Return each entry word for word, without its pictures.

* **Given entries**:
BEGIN

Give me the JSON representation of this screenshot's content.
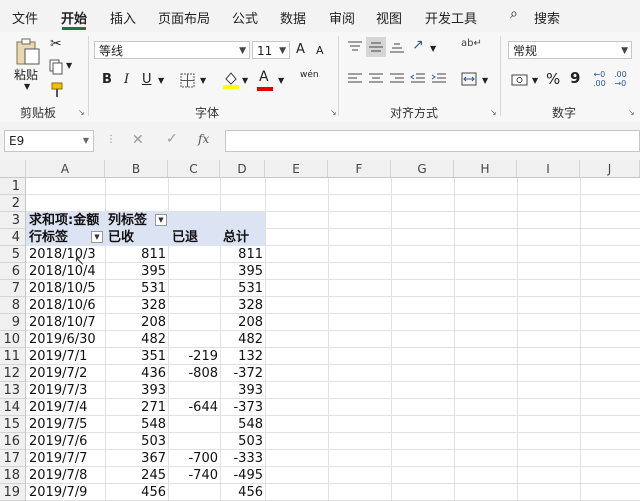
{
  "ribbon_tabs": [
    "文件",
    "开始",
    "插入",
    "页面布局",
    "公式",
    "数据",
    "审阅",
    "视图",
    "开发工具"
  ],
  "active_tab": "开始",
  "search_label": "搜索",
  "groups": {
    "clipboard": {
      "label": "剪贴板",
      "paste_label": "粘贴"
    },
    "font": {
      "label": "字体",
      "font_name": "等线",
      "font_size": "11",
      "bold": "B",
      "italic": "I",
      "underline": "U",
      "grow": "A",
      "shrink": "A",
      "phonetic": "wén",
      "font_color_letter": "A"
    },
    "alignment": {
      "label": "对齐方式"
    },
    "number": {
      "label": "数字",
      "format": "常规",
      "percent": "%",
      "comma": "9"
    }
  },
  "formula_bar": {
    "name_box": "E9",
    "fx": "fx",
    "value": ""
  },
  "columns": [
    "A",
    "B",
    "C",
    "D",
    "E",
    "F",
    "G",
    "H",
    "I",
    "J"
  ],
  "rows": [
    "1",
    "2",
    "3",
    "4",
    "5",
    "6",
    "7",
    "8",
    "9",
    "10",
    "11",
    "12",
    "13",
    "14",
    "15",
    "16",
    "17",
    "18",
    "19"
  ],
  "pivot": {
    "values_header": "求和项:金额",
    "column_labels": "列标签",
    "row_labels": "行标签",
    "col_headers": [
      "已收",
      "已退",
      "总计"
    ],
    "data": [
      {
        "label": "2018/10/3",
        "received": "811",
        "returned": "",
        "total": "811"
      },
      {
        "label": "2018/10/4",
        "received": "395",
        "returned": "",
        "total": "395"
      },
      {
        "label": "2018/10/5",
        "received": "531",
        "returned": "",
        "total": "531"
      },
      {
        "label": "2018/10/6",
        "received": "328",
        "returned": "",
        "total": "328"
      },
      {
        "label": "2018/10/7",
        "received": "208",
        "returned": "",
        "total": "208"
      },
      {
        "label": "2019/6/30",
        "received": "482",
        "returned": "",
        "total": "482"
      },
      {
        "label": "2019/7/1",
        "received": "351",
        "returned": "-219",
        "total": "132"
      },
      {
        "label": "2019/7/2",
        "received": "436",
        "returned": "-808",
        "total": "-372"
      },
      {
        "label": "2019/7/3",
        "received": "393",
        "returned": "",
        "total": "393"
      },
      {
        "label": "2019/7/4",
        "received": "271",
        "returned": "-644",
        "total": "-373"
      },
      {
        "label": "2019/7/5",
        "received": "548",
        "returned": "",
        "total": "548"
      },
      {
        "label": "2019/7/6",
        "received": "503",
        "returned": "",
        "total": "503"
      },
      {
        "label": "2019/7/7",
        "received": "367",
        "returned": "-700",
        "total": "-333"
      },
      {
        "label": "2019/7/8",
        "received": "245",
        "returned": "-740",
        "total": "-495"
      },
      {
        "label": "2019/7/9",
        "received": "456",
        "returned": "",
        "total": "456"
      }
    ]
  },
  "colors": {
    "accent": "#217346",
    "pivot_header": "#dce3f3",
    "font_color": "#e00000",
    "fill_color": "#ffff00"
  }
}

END

* **Answer to the problem**:
Give me the JSON representation of this screenshot's content.
{
  "ribbon_tabs": [
    "文件",
    "开始",
    "插入",
    "页面布局",
    "公式",
    "数据",
    "审阅",
    "视图",
    "开发工具"
  ],
  "active_tab": "开始",
  "search_label": "搜索",
  "groups": {
    "clipboard": {
      "label": "剪贴板",
      "paste_label": "粘贴"
    },
    "font": {
      "label": "字体",
      "font_name": "等线",
      "font_size": "11",
      "bold": "B",
      "italic": "I",
      "underline": "U",
      "grow": "A",
      "shrink": "A",
      "phonetic": "wén",
      "font_color_letter": "A"
    },
    "alignment": {
      "label": "对齐方式"
    },
    "number": {
      "label": "数字",
      "format": "常规",
      "percent": "%",
      "comma": "9"
    }
  },
  "formula_bar": {
    "name_box": "E9",
    "fx": "fx",
    "value": ""
  },
  "columns": [
    "A",
    "B",
    "C",
    "D",
    "E",
    "F",
    "G",
    "H",
    "I",
    "J"
  ],
  "rows": [
    "1",
    "2",
    "3",
    "4",
    "5",
    "6",
    "7",
    "8",
    "9",
    "10",
    "11",
    "12",
    "13",
    "14",
    "15",
    "16",
    "17",
    "18",
    "19"
  ],
  "pivot": {
    "values_header": "求和项:金额",
    "column_labels": "列标签",
    "row_labels": "行标签",
    "col_headers": [
      "已收",
      "已退",
      "总计"
    ],
    "data": [
      {
        "label": "2018/10/3",
        "received": "811",
        "returned": "",
        "total": "811"
      },
      {
        "label": "2018/10/4",
        "received": "395",
        "returned": "",
        "total": "395"
      },
      {
        "label": "2018/10/5",
        "received": "531",
        "returned": "",
        "total": "531"
      },
      {
        "label": "2018/10/6",
        "received": "328",
        "returned": "",
        "total": "328"
      },
      {
        "label": "2018/10/7",
        "received": "208",
        "returned": "",
        "total": "208"
      },
      {
        "label": "2019/6/30",
        "received": "482",
        "returned": "",
        "total": "482"
      },
      {
        "label": "2019/7/1",
        "received": "351",
        "returned": "-219",
        "total": "132"
      },
      {
        "label": "2019/7/2",
        "received": "436",
        "returned": "-808",
        "total": "-372"
      },
      {
        "label": "2019/7/3",
        "received": "393",
        "returned": "",
        "total": "393"
      },
      {
        "label": "2019/7/4",
        "received": "271",
        "returned": "-644",
        "total": "-373"
      },
      {
        "label": "2019/7/5",
        "received": "548",
        "returned": "",
        "total": "548"
      },
      {
        "label": "2019/7/6",
        "received": "503",
        "returned": "",
        "total": "503"
      },
      {
        "label": "2019/7/7",
        "received": "367",
        "returned": "-700",
        "total": "-333"
      },
      {
        "label": "2019/7/8",
        "received": "245",
        "returned": "-740",
        "total": "-495"
      },
      {
        "label": "2019/7/9",
        "received": "456",
        "returned": "",
        "total": "456"
      }
    ]
  },
  "colors": {
    "accent": "#217346",
    "pivot_header": "#dce3f3",
    "font_color": "#e00000",
    "fill_color": "#ffff00"
  }
}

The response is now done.